A couple of reasons why I chose to write on ReadWriteWeb’s article “The Difference Between Apple and Amazon in One Chart”: As an economics major, my ears automatically perk up when I hear the word “profit” so I knew I had to delve deeper into the subject. Also as a heavily invested consumer for both Amazon and Apple, I was curious to know what kind similarities the author draws between Amazon and Apple as the comparison did not seem so obvious to me.
This graph sums up the entire article: that Apple makes a lot of profit and Amazon does not. And as you can see, the differences in the profit between the two is drastic: Apple’s profit has steadily risen over the past couple of years while Amazon’s growth is stagnant. The article summarizes the key differences in the two companies’ profit strategy by analyzing the sales of their devices such as e-readers, tablets, mp3 players, etc. Amazon’s strategy is to “sell now, profit later” as its mark-up on its devices is relatively low.
As Amazon’s CEO Jeff Bezos said so humbly:
“”We want to make money when people use our devices, not when they buy our devices,” Bezos said. “If someone buys one of our devices and puts it in a desk drawer and never uses it, we don’t deserve to make any money.”
Apple’s model is quite the opposite where the devices are the revenue drivers.
For example, Amazon’s Kindle Fire HD (8.9 in with 16 GB of storage) will sell for $299 while Apple’s iPad (the lowest end version of 16 GB Wi-Fi only model) for a hefty $499. With a $200 price difference in the two tablets, it is highly visible that Apple racks ups its profits in the sale of the iPad.

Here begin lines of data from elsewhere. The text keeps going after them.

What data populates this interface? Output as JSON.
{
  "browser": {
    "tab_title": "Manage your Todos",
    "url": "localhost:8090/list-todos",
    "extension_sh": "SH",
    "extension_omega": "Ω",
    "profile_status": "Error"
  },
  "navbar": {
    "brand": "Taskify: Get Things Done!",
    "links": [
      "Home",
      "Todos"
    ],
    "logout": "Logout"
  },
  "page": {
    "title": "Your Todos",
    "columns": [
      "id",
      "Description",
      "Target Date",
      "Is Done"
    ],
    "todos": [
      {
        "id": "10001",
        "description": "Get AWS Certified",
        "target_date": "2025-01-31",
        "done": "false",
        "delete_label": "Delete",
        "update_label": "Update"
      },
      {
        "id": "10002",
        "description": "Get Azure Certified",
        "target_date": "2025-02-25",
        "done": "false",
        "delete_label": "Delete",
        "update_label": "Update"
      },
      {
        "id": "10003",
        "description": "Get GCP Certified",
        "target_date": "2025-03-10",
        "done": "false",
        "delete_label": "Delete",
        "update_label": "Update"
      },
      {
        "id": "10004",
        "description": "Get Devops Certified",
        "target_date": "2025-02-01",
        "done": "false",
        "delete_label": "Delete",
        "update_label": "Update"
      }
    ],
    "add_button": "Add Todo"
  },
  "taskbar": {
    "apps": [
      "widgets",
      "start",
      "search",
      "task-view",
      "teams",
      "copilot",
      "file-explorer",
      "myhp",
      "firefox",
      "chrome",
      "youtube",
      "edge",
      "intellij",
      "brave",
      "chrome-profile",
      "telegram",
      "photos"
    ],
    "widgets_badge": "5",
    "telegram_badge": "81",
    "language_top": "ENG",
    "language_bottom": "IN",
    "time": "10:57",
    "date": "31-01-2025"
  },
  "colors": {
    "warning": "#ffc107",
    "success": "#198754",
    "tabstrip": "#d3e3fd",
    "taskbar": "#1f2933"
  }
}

Kindle Fire HD $299; iPad $499
The conclusion of the article is that no one strategy is better, they are just different. I’d like to add that not only are there strategies different, Amazon and Apple are two very different companies. Sure, they both sell their own kinds of gadgets and they both probably fall in the top-10 B2C e-commerce sites, but a typical consumer views Apple as a brand and Amazon as an e-commerce site. Apple prides itself in its innovation and it also captures an international consumer base while Amazon relies good customer service and its ability to offer a variety of products. Amazon’s global presence also isn’t quite up to par with Apple’s.
Basically, I’m not expecting Apple to ship me my textbook shipped within in two days, and I’m not asking Amazon to present me with..well the iPhone 5. In order to compare the profits of Amazon and Apple, we cannot only scrutinize the sales of their computer devices but rather we also need to analyze the innate nature of the company and other factors that drive revenue.